When the England football team were placed in the same group as Italy and Uruguay, FA chairman Greg Dyke was seen to be making a cut-throat gesture. Rather than coming out and suggesting that playing such difficult opponents would bring the best out of Roy Hodgson’s team, he was effectively suggesting that the team stood no chance. Not really the vote of confidence you want from the man at the top.

And lets not even get started on when a questionable refereeing decision affects the result!

Players thrive on the support of the fans, if the fans are going focus on the negatives, how can they be giving the players the added boost that they deserve. It is understandable to be disappointed in a result, but there does not always need to be someone to blame, often the better team won. Look at the positives and the event will be so much better.

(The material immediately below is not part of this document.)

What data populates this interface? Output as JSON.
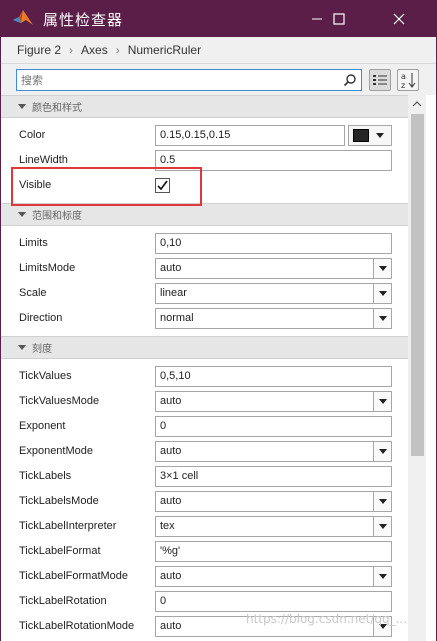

Rather than focusing on a gutting loss for England, think instead where this team was a year ago as they were dumped out of the 50 over 2015 Cricket World Cup. They have come so far in a short space of time and, with the right support, will only get better.

So lets all try to stay positive moving forward, all we can ask is that the players out there representing us do the very best they can. And if it doesn’t work out, let’s get behind them and get ready to cheer them on again the next time out.

As the classic Monty Python song goes: Always look on the bright side of life…